• What the exercise asks: Examine the records and identify each line that includes the string "JSON". Copy those lines.

+===+

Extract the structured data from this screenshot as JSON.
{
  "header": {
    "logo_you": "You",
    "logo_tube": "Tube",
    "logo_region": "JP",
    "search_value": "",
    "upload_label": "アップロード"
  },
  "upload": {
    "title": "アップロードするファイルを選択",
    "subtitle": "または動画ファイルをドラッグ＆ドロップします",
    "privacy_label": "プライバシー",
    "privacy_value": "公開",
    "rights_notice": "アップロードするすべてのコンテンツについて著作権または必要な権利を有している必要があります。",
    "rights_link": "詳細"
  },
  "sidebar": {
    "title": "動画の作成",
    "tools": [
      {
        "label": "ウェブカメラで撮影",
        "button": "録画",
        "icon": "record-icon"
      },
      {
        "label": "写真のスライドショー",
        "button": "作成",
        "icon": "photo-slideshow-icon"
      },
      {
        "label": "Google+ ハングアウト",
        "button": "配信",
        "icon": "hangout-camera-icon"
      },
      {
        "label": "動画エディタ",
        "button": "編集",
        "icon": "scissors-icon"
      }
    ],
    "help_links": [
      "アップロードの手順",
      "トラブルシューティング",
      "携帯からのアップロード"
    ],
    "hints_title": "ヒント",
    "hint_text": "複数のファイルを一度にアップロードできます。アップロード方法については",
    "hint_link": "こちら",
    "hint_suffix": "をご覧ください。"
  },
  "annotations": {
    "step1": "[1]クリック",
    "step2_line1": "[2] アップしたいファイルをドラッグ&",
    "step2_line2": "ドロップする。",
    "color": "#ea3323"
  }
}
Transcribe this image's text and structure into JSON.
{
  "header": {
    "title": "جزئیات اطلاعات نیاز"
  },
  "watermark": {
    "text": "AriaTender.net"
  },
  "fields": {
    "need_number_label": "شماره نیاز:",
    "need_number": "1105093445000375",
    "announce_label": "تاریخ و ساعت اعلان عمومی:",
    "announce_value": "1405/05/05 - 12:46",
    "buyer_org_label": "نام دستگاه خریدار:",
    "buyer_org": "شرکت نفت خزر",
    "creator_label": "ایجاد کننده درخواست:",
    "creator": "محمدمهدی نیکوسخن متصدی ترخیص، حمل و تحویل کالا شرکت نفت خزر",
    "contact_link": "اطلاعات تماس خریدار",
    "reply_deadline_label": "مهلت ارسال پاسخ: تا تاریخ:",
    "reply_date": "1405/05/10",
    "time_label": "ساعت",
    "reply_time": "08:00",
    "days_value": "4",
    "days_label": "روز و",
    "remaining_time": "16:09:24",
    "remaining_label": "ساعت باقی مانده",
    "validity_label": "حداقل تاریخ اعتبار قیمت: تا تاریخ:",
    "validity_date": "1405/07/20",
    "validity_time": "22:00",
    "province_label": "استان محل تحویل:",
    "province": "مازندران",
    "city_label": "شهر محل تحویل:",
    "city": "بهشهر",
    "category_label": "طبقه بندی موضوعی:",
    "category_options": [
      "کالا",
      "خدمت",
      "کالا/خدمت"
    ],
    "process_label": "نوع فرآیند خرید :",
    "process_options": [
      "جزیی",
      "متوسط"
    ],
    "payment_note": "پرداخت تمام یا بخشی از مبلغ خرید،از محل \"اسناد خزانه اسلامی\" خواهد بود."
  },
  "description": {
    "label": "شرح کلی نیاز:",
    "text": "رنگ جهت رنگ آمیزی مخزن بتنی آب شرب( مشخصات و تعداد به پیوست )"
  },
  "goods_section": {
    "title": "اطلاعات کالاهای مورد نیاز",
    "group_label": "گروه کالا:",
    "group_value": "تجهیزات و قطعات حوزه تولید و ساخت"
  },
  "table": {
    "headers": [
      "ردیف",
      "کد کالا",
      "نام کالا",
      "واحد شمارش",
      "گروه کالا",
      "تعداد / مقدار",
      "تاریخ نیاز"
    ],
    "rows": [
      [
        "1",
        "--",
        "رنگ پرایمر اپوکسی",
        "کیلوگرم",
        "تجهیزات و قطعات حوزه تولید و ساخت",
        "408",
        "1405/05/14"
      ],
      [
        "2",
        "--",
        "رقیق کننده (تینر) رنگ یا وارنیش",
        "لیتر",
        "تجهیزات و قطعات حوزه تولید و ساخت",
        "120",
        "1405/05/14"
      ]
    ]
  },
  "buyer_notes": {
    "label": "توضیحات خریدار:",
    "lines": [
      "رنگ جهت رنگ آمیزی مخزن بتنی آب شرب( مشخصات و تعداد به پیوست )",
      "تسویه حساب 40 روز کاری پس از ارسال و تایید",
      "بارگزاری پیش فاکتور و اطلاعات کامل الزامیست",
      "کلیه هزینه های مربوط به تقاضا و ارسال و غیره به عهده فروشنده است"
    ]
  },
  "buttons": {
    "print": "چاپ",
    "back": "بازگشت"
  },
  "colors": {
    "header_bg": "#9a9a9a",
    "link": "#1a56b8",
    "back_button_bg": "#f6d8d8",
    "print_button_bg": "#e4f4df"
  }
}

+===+

• Result:
Extract the structured data from this screenshot as JSON.
Transcribe this image's text and structure into JSON.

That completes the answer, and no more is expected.